** DATA FOR ANALYSIS follows **
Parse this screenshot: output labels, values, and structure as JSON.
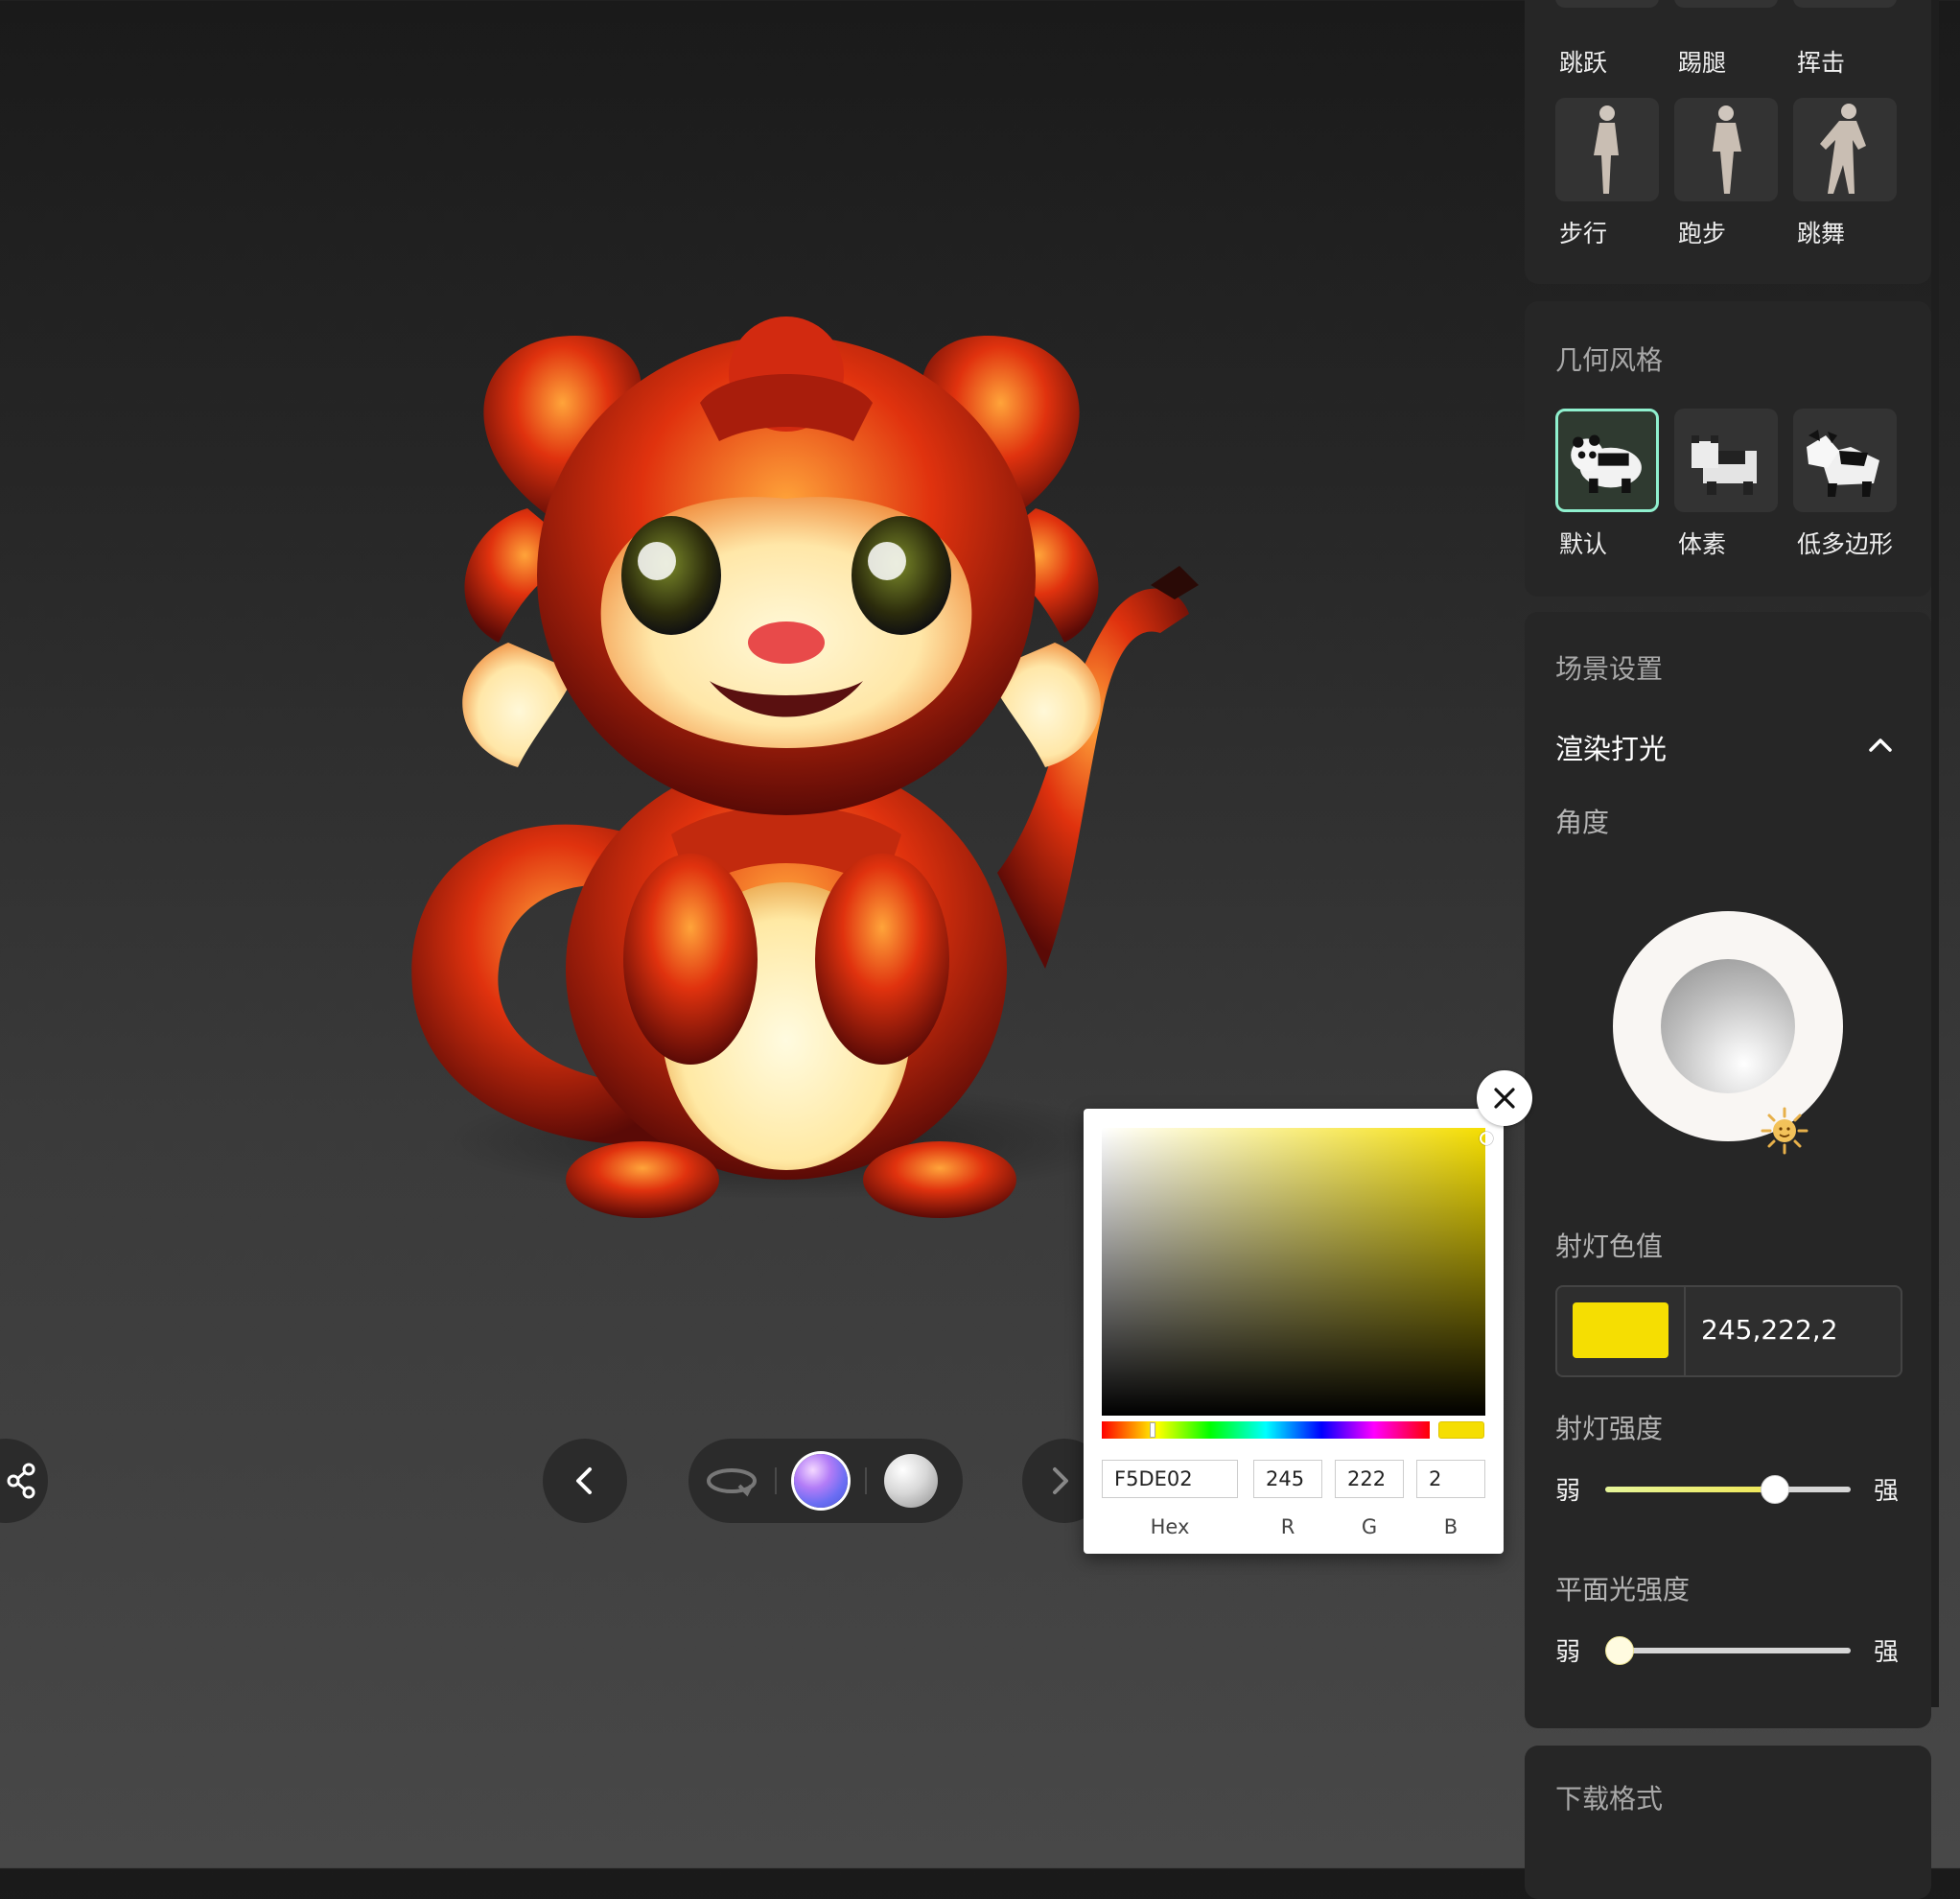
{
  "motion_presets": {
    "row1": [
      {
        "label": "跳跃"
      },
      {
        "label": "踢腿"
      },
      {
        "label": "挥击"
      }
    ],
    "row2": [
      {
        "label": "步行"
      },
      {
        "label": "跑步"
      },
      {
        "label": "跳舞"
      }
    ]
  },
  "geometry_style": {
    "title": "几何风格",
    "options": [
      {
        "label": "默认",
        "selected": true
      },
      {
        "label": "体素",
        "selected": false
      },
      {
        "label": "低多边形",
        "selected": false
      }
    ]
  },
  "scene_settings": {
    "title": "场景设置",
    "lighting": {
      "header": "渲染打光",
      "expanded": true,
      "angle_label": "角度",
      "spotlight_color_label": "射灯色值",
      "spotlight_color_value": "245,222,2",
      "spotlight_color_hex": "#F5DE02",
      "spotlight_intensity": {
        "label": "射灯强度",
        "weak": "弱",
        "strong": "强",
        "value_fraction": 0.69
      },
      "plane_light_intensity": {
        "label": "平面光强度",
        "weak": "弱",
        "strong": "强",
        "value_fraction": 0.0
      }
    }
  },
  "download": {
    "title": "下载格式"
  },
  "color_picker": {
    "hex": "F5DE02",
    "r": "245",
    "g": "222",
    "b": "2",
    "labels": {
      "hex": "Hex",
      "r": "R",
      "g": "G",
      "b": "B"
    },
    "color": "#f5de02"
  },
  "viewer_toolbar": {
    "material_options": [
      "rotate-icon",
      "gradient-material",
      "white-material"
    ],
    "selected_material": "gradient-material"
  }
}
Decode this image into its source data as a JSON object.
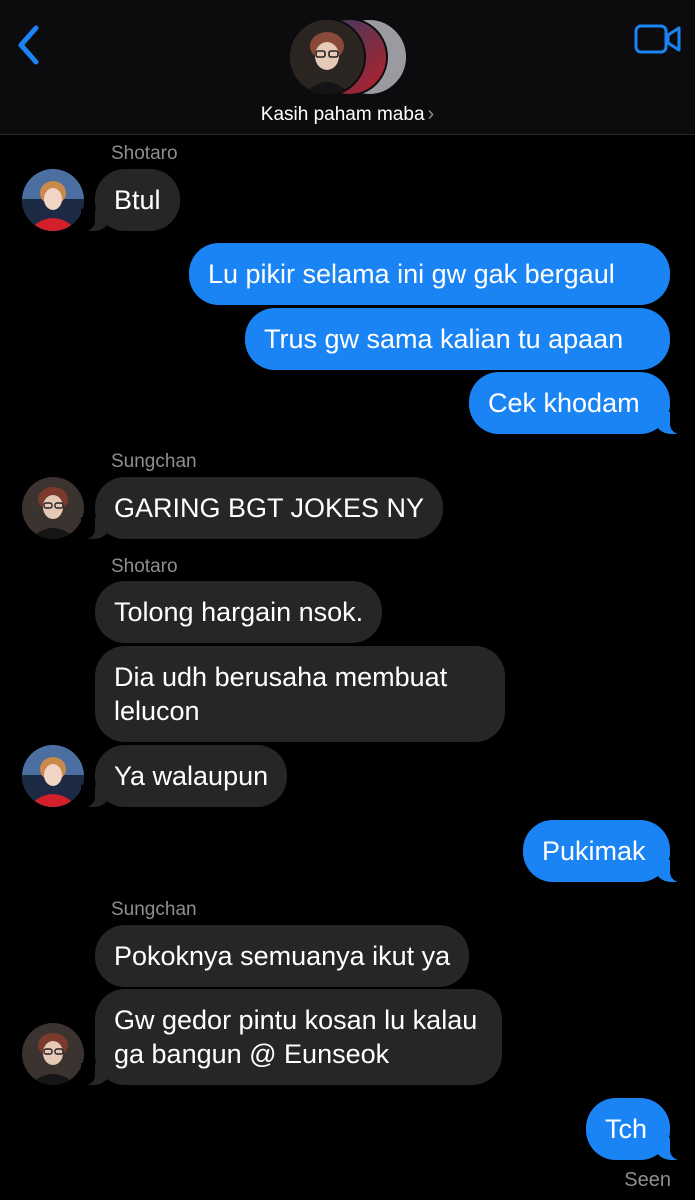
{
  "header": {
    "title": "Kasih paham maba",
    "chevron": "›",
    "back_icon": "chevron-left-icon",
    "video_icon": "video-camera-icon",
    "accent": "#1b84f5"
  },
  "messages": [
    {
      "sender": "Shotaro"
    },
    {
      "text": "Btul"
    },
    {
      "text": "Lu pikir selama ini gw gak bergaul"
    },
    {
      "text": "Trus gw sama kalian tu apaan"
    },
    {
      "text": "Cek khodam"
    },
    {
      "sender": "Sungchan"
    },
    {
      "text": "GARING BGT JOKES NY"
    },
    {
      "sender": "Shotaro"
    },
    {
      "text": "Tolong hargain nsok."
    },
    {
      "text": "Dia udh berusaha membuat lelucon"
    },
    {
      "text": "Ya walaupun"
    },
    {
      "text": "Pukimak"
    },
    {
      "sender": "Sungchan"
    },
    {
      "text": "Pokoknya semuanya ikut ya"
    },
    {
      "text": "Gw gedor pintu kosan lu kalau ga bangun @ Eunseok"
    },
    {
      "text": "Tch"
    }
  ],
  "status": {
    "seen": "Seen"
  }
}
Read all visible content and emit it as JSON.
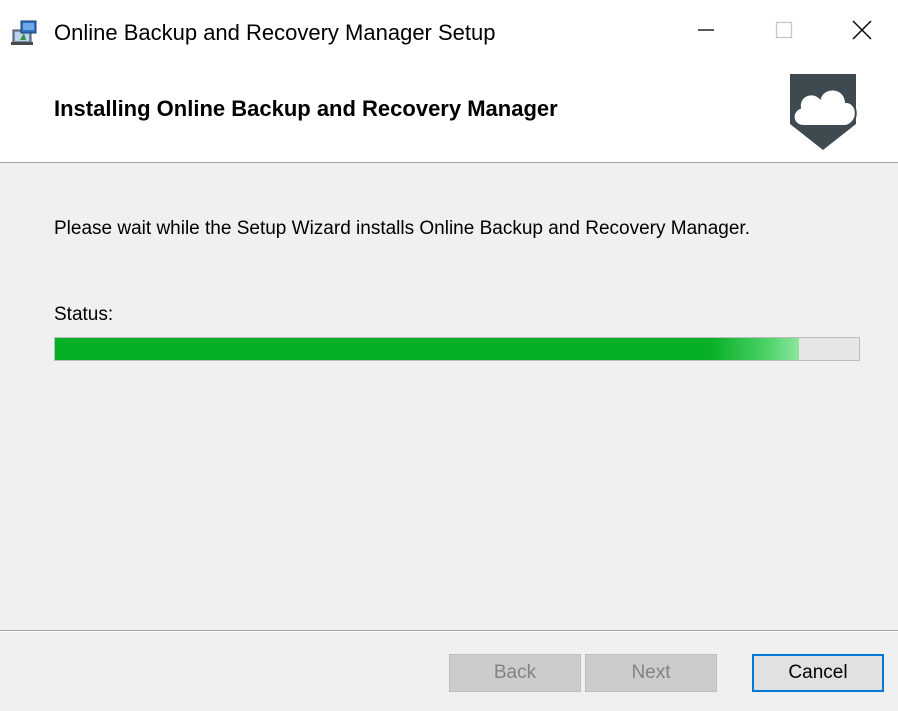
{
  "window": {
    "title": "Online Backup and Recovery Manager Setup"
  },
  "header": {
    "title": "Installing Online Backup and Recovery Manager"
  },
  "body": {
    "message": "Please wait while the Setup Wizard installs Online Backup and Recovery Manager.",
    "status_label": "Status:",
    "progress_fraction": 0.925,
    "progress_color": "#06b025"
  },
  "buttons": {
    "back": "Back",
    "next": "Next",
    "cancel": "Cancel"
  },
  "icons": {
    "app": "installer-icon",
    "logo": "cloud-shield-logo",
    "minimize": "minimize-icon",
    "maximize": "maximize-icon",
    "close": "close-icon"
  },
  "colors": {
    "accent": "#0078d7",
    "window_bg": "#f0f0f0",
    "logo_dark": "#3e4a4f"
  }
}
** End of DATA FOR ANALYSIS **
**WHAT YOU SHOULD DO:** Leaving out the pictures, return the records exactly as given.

**EXERCISE ANSWER:**
Parse this screenshot: output labels, values, and structure as JSON.
{
  "motion_presets": {
    "row1": [
      {
        "label": "跳跃"
      },
      {
        "label": "踢腿"
      },
      {
        "label": "挥击"
      }
    ],
    "row2": [
      {
        "label": "步行"
      },
      {
        "label": "跑步"
      },
      {
        "label": "跳舞"
      }
    ]
  },
  "geometry_style": {
    "title": "几何风格",
    "options": [
      {
        "label": "默认",
        "selected": true
      },
      {
        "label": "体素",
        "selected": false
      },
      {
        "label": "低多边形",
        "selected": false
      }
    ]
  },
  "scene_settings": {
    "title": "场景设置",
    "lighting": {
      "header": "渲染打光",
      "expanded": true,
      "angle_label": "角度",
      "spotlight_color_label": "射灯色值",
      "spotlight_color_value": "245,222,2",
      "spotlight_color_hex": "#F5DE02",
      "spotlight_intensity": {
        "label": "射灯强度",
        "weak": "弱",
        "strong": "强",
        "value_fraction": 0.69
      },
      "plane_light_intensity": {
        "label": "平面光强度",
        "weak": "弱",
        "strong": "强",
        "value_fraction": 0.0
      }
    }
  },
  "download": {
    "title": "下载格式"
  },
  "color_picker": {
    "hex": "F5DE02",
    "r": "245",
    "g": "222",
    "b": "2",
    "labels": {
      "hex": "Hex",
      "r": "R",
      "g": "G",
      "b": "B"
    },
    "color": "#f5de02"
  },
  "viewer_toolbar": {
    "material_options": [
      "rotate-icon",
      "gradient-material",
      "white-material"
    ],
    "selected_material": "gradient-material"
  }
}
Decode this image into its source data as a JSON object.
{
  "header": {
    "title": "Kasih paham maba",
    "chevron": "›",
    "back_icon": "chevron-left-icon",
    "video_icon": "video-camera-icon",
    "accent": "#1b84f5"
  },
  "messages": [
    {
      "sender": "Shotaro"
    },
    {
      "text": "Btul"
    },
    {
      "text": "Lu pikir selama ini gw gak bergaul"
    },
    {
      "text": "Trus gw sama kalian tu apaan"
    },
    {
      "text": "Cek khodam"
    },
    {
      "sender": "Sungchan"
    },
    {
      "text": "GARING BGT JOKES NY"
    },
    {
      "sender": "Shotaro"
    },
    {
      "text": "Tolong hargain nsok."
    },
    {
      "text": "Dia udh berusaha membuat lelucon"
    },
    {
      "text": "Ya walaupun"
    },
    {
      "text": "Pukimak"
    },
    {
      "sender": "Sungchan"
    },
    {
      "text": "Pokoknya semuanya ikut ya"
    },
    {
      "text": "Gw gedor pintu kosan lu kalau ga bangun @ Eunseok"
    },
    {
      "text": "Tch"
    }
  ],
  "status": {
    "seen": "Seen"
  }
}
Read all visible content and emit it as JSON.
{
  "window": {
    "title": "Online Backup and Recovery Manager Setup"
  },
  "header": {
    "title": "Installing Online Backup and Recovery Manager"
  },
  "body": {
    "message": "Please wait while the Setup Wizard installs Online Backup and Recovery Manager.",
    "status_label": "Status:",
    "progress_fraction": 0.925,
    "progress_color": "#06b025"
  },
  "buttons": {
    "back": "Back",
    "next": "Next",
    "cancel": "Cancel"
  },
  "icons": {
    "app": "installer-icon",
    "logo": "cloud-shield-logo",
    "minimize": "minimize-icon",
    "maximize": "maximize-icon",
    "close": "close-icon"
  },
  "colors": {
    "accent": "#0078d7",
    "window_bg": "#f0f0f0",
    "logo_dark": "#3e4a4f"
  }
}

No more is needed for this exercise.